Building Android with BitBucket Pipelines

We all have our preferences when it comes to development and the repository is no exception: if you happen to use Atlassian’s solution and you want to build your Android project automatically, Pipelines are the tool you’re looking for: this new feature, completely free at the time of writing, is a Docker-based solution for continuous integration hosted onto Atlassian’s cloud, definitely helpful, not necessarily easy to grasp.

Creating the script

Usually, this is the last step of the chain but, since as soon as we enable the pipelines, the remote build will start to fail if the script isn’t in the repo, we’d better create it right away and forget about it.

The primary duty of this script is accepting the Android SDK license and start the build of our project: in the example, we invoke the assembleDebug task, but you can use whatever you need.

In the root folder of our project, we need to create a file named in which we put the following content:

The first thing this script does (line 3) is creating a licenses folder in the Android SDK path and then putting a value in the android-sdk-license file: this value is not random nor personal, but is the hash that confirms that we agreed on the Terms and Conditions of the SDK itself (if we didn’t the build would fail, asking us to agree on those terms).

At this point, we invoke our build by using the gradlew executable, as we would in Android Studio.

If you were to use the preview version of the Android SDK, you would have had to put the value 84831b9409646a918e30573bab4c9c91346d8abd in a file named android-sdk-preview-license in the same license folder.
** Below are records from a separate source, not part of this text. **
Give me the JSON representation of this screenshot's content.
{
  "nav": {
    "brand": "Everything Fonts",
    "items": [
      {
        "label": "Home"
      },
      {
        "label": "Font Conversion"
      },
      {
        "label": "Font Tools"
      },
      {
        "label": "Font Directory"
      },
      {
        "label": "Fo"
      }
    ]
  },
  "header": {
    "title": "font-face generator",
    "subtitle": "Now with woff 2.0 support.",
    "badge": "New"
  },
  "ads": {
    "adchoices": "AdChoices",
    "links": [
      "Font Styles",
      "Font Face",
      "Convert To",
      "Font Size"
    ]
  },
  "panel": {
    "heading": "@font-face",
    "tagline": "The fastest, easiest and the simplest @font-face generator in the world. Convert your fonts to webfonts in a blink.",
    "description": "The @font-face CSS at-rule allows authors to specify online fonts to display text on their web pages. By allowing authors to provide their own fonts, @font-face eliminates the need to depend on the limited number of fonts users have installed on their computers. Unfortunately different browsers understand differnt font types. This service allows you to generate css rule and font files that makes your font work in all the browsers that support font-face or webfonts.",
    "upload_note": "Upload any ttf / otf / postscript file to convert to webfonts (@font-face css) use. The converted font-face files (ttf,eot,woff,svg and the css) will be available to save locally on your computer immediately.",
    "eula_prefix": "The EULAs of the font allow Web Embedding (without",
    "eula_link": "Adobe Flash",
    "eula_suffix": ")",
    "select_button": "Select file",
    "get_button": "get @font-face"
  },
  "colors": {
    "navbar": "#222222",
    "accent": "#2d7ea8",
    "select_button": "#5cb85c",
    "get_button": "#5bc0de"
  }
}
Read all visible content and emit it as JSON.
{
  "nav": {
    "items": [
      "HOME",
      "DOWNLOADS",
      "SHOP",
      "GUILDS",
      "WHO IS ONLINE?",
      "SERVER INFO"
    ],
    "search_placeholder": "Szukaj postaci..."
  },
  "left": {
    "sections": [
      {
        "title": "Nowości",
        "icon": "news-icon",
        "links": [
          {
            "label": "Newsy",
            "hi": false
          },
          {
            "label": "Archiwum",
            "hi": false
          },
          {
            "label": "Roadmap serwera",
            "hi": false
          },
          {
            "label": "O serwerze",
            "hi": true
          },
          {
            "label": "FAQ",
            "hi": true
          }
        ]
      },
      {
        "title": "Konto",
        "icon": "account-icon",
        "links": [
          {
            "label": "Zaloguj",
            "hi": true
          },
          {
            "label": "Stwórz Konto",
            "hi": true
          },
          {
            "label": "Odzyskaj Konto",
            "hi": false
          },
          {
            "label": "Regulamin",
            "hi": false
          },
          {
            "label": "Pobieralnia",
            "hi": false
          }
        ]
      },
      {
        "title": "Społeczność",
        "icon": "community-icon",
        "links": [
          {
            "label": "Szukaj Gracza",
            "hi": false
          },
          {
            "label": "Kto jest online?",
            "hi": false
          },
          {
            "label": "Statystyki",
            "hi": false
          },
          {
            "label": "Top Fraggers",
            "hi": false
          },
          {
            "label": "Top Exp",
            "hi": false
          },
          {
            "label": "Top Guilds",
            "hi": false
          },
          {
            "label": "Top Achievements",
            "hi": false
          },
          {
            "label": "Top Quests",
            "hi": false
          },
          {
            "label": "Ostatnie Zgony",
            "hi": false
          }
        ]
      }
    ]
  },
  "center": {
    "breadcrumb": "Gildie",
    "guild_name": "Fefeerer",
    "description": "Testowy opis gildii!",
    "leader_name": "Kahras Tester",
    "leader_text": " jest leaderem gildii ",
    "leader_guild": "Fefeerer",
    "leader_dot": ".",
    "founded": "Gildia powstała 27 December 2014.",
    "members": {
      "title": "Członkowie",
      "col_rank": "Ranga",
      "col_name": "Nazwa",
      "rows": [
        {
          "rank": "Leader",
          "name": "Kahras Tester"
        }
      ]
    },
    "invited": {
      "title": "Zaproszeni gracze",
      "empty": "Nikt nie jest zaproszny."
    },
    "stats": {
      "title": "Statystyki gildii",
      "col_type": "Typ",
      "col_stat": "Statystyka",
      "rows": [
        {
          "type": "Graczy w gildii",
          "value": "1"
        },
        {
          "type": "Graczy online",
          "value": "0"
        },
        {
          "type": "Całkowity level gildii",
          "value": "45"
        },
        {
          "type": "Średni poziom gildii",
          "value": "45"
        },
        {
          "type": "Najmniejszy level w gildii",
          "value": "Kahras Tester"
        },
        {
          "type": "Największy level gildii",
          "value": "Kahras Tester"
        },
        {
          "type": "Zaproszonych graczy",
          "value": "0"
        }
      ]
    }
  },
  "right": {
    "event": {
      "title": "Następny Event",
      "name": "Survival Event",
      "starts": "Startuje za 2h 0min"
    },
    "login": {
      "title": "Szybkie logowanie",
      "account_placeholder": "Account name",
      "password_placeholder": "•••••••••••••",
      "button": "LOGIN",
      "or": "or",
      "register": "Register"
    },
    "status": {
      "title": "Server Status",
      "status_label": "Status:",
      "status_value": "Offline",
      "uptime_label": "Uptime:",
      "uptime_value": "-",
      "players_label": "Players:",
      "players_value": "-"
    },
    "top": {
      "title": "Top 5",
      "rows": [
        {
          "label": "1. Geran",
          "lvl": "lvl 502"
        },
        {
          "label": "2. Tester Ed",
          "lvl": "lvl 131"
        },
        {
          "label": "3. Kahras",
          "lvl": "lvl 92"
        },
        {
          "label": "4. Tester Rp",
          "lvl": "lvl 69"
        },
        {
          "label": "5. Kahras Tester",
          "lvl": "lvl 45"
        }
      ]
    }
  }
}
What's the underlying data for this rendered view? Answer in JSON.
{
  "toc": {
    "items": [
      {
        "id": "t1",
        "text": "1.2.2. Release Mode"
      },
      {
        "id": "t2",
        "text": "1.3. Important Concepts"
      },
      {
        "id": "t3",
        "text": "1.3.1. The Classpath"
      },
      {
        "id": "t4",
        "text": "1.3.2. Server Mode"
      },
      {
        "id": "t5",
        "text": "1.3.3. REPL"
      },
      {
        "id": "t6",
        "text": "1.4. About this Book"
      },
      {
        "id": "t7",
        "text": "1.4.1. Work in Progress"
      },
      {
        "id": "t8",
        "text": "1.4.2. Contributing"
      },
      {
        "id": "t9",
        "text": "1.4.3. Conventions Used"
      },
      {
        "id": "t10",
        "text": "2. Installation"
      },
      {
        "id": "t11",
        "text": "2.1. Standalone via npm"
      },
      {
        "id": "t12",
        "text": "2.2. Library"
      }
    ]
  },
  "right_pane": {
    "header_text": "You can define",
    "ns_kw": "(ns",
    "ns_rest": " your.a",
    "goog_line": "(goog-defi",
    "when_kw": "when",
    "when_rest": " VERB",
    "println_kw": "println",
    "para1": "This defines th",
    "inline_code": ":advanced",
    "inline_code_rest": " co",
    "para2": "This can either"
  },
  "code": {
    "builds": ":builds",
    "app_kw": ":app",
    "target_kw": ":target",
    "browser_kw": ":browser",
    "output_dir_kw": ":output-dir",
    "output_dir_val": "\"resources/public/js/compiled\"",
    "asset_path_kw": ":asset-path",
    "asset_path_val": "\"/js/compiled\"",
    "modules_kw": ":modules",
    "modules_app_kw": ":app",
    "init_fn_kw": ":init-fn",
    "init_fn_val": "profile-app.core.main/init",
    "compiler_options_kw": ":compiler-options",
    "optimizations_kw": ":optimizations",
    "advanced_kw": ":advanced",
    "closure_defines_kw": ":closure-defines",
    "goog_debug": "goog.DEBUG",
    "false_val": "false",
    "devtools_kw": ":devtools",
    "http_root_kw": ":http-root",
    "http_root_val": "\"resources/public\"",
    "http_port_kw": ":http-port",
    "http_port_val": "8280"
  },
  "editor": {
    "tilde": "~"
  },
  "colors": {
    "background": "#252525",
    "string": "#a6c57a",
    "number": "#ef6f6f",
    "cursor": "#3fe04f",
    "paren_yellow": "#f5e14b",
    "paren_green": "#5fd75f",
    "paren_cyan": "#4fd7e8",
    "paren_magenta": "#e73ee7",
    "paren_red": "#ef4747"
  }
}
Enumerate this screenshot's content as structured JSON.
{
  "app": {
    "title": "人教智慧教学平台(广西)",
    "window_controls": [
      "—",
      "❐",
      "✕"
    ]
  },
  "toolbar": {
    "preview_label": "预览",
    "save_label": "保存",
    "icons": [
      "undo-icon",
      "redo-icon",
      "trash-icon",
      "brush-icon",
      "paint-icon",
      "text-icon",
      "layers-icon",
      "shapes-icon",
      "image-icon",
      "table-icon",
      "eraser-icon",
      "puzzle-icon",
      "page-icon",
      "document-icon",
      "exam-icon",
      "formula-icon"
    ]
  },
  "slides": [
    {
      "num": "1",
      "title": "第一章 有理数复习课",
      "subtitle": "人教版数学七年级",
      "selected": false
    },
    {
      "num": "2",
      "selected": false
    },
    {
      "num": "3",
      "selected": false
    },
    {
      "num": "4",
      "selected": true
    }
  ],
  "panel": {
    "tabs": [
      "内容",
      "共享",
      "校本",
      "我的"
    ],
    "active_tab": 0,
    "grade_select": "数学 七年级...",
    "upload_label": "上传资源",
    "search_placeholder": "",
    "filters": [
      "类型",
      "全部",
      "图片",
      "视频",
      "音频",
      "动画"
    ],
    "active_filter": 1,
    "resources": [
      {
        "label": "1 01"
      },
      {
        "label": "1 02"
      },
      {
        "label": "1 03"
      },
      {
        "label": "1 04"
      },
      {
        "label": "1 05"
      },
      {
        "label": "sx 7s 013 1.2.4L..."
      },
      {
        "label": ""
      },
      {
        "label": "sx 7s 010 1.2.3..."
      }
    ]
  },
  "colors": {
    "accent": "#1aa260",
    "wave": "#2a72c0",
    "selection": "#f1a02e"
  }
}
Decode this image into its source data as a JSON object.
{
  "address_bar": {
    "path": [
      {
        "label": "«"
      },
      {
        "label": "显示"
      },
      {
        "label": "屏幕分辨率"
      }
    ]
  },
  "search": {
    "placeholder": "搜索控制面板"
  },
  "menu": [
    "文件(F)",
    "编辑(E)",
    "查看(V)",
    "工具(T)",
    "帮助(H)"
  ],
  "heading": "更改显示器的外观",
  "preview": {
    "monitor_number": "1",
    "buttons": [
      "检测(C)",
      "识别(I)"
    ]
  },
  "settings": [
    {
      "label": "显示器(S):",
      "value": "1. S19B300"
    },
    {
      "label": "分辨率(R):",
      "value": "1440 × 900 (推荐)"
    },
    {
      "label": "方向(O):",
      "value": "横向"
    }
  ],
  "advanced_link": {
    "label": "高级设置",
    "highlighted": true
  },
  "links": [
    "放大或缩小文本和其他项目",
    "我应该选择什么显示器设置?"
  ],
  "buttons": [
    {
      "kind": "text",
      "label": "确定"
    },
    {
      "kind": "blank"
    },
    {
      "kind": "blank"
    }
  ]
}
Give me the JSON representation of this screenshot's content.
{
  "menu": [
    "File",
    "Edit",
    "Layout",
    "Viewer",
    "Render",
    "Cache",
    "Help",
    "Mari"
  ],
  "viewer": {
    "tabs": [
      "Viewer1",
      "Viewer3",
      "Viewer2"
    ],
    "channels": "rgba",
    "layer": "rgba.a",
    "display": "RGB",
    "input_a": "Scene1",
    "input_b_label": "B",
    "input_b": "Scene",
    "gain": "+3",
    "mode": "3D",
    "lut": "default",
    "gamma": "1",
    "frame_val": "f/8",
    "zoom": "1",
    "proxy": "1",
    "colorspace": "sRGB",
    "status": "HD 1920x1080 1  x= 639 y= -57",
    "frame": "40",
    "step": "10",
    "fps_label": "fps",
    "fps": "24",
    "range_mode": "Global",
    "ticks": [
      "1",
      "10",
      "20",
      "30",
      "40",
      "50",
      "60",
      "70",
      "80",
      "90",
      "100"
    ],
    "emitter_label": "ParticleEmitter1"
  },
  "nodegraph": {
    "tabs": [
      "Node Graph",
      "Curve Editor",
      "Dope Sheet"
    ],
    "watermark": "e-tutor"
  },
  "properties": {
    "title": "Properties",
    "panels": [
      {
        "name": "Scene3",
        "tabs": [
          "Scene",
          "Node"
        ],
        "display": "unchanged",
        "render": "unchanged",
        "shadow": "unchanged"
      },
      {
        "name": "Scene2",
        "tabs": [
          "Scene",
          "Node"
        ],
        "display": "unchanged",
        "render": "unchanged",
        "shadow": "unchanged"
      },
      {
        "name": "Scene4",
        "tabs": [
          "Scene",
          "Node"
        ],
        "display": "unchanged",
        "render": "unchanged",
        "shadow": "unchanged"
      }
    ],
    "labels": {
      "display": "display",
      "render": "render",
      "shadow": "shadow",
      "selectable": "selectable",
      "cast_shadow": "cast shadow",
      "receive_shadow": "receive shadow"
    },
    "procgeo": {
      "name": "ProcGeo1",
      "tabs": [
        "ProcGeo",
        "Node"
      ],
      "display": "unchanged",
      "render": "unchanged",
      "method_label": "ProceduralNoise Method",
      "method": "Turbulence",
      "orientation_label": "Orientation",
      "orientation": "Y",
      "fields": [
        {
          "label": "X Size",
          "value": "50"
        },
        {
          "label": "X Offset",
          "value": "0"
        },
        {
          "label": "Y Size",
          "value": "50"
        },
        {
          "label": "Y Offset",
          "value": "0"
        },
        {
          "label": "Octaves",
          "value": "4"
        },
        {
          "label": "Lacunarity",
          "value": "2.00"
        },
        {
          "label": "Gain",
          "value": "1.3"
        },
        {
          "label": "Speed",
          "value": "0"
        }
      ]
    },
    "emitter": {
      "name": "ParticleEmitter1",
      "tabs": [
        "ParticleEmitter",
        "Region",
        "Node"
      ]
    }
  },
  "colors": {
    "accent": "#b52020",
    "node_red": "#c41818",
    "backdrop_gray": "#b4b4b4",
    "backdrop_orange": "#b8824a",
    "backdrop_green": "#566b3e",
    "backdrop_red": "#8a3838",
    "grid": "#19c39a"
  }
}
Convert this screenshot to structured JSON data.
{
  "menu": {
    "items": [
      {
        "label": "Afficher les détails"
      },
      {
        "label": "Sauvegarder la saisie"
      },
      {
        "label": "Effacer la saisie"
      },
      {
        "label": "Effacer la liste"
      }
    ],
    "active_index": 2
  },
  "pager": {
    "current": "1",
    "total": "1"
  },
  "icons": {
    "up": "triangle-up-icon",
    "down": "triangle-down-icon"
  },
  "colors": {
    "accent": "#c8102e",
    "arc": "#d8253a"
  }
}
In case you lost these hashes, you can always read them in your local installation of the Android SDK (or its preview version) in the aforementioned license folder.

Pushing the script to the repo

Using git is something we are usually used to, and sending a file to our repo is really simple but this time there’s a catch: we need this script to be executed, in order to have our build triggered. But it has not the execution permission. We can fix that by invoking this git command:

git update-index --chmod=+x 

If we try and run a git status now, we could see something strange: a tracked version of the file and an untracked one. If this is your case, you can ignore (for the moment) the untracked version of the file and just commit the tracked version to the repo.

Now, we still have to deal with the untracked version of the script: if we commit it, we would lose the execution permissions on the script in the repo and we could not run the build. This happens because git is uncertain on how to deal with permission changes, but we can instruct it to ignore the mode changing bit for the repo by invoking this command:

git config core.fileMode false

Enabling the service

In order to use this feature, we just need to click on the Pipelines entry on the left menu and then do the same thing on the blue button in the central part of the window, the one labeled Enable Pipelines. At this point, we are asked to select a template, but there isn’t one for building Android yet, so we select the Other entry and go on.

Now, we have to create our build script but, thanks to the Uber team and this StackOverflow answer, we are pretty safe on that part and we can just past this code in the Pipeline script editor:

What this script does is essentially selecting a pre-made (by the aforementioned Uber team) Docker image ready to compile Android projects, using it to invoke the script we already created in our project.


By now, your pipeline should have started, the Docker image should have been loaded and (hopefully) the script executed. You can sit and relax, the whole process could take a while (and it will start at every commit you push), but at least it won’t be running on your machine.